# Assignment
Your task is to print each record exactly as it reads.
--- START ---
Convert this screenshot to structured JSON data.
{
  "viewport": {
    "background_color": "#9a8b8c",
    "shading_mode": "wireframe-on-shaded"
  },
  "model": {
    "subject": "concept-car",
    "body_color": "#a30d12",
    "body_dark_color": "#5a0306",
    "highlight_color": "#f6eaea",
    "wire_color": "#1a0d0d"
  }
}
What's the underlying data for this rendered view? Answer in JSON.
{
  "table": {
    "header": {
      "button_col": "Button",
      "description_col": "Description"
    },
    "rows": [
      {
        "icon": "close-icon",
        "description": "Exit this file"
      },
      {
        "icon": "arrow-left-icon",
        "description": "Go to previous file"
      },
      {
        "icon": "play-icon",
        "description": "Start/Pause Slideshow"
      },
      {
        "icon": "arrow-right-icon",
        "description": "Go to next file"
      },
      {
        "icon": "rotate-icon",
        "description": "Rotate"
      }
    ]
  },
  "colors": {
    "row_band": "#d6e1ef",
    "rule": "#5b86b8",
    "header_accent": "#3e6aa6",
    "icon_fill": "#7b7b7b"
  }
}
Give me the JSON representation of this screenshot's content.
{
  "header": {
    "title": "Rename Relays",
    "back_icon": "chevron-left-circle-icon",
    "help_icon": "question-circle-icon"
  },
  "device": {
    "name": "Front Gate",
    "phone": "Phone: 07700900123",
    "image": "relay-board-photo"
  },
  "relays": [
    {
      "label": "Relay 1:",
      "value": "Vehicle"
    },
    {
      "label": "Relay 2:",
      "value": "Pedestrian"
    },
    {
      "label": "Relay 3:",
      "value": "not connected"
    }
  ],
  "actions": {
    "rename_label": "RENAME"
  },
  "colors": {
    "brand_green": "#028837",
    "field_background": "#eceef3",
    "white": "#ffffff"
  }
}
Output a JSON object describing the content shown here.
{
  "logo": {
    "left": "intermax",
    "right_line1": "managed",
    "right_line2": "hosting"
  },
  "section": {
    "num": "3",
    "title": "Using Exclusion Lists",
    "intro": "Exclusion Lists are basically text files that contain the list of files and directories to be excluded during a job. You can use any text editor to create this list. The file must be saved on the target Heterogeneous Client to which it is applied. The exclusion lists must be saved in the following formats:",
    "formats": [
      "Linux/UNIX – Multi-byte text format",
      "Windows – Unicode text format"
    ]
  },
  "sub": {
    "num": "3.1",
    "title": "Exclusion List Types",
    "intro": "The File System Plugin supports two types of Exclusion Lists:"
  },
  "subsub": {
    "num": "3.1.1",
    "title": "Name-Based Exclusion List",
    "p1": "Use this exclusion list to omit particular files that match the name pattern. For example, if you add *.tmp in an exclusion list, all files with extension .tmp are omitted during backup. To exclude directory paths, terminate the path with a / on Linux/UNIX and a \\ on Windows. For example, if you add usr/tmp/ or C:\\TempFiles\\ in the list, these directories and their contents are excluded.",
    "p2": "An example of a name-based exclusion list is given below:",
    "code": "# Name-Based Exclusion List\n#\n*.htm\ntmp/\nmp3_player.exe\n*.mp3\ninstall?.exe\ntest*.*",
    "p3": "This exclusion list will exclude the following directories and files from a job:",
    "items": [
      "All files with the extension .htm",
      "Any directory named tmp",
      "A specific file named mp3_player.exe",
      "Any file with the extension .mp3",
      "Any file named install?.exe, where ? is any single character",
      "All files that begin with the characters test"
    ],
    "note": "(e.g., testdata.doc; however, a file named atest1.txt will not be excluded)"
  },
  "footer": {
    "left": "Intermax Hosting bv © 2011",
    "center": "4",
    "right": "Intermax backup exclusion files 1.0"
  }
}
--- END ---
# Written answer
Convert this screenshot to structured JSON data.
{
  "viewport": {
    "background_color": "#9a8b8c",
    "shading_mode": "wireframe-on-shaded"
  },
  "model": {
    "subject": "concept-car",
    "body_color": "#a30d12",
    "body_dark_color": "#5a0306",
    "highlight_color": "#f6eaea",
    "wire_color": "#1a0d0d"
  }
}
What's the underlying data for this rendered view? Answer in JSON.
{
  "table": {
    "header": {
      "button_col": "Button",
      "description_col": "Description"
    },
    "rows": [
      {
        "icon": "close-icon",
        "description": "Exit this file"
      },
      {
        "icon": "arrow-left-icon",
        "description": "Go to previous file"
      },
      {
        "icon": "play-icon",
        "description": "Start/Pause Slideshow"
      },
      {
        "icon": "arrow-right-icon",
        "description": "Go to next file"
      },
      {
        "icon": "rotate-icon",
        "description": "Rotate"
      }
    ]
  },
  "colors": {
    "row_band": "#d6e1ef",
    "rule": "#5b86b8",
    "header_accent": "#3e6aa6",
    "icon_fill": "#7b7b7b"
  }
}
Give me the JSON representation of this screenshot's content.
{
  "header": {
    "title": "Rename Relays",
    "back_icon": "chevron-left-circle-icon",
    "help_icon": "question-circle-icon"
  },
  "device": {
    "name": "Front Gate",
    "phone": "Phone: 07700900123",
    "image": "relay-board-photo"
  },
  "relays": [
    {
      "label": "Relay 1:",
      "value": "Vehicle"
    },
    {
      "label": "Relay 2:",
      "value": "Pedestrian"
    },
    {
      "label": "Relay 3:",
      "value": "not connected"
    }
  ],
  "actions": {
    "rename_label": "RENAME"
  },
  "colors": {
    "brand_green": "#028837",
    "field_background": "#eceef3",
    "white": "#ffffff"
  }
}
Output a JSON object describing the content shown here.
{
  "logo": {
    "left": "intermax",
    "right_line1": "managed",
    "right_line2": "hosting"
  },
  "section": {
    "num": "3",
    "title": "Using Exclusion Lists",
    "intro": "Exclusion Lists are basically text files that contain the list of files and directories to be excluded during a job. You can use any text editor to create this list. The file must be saved on the target Heterogeneous Client to which it is applied. The exclusion lists must be saved in the following formats:",
    "formats": [
      "Linux/UNIX – Multi-byte text format",
      "Windows – Unicode text format"
    ]
  },
  "sub": {
    "num": "3.1",
    "title": "Exclusion List Types",
    "intro": "The File System Plugin supports two types of Exclusion Lists:"
  },
  "subsub": {
    "num": "3.1.1",
    "title": "Name-Based Exclusion List",
    "p1": "Use this exclusion list to omit particular files that match the name pattern. For example, if you add *.tmp in an exclusion list, all files with extension .tmp are omitted during backup. To exclude directory paths, terminate the path with a / on Linux/UNIX and a \\ on Windows. For example, if you add usr/tmp/ or C:\\TempFiles\\ in the list, these directories and their contents are excluded.",
    "p2": "An example of a name-based exclusion list is given below:",
    "code": "# Name-Based Exclusion List\n#\n*.htm\ntmp/\nmp3_player.exe\n*.mp3\ninstall?.exe\ntest*.*",
    "p3": "This exclusion list will exclude the following directories and files from a job:",
    "items": [
      "All files with the extension .htm",
      "Any directory named tmp",
      "A specific file named mp3_player.exe",
      "Any file with the extension .mp3",
      "Any file named install?.exe, where ? is any single character",
      "All files that begin with the characters test"
    ],
    "note": "(e.g., testdata.doc; however, a file named atest1.txt will not be excluded)"
  },
  "footer": {
    "left": "Intermax Hosting bv © 2011",
    "center": "4",
    "right": "Intermax backup exclusion files 1.0"
  }
}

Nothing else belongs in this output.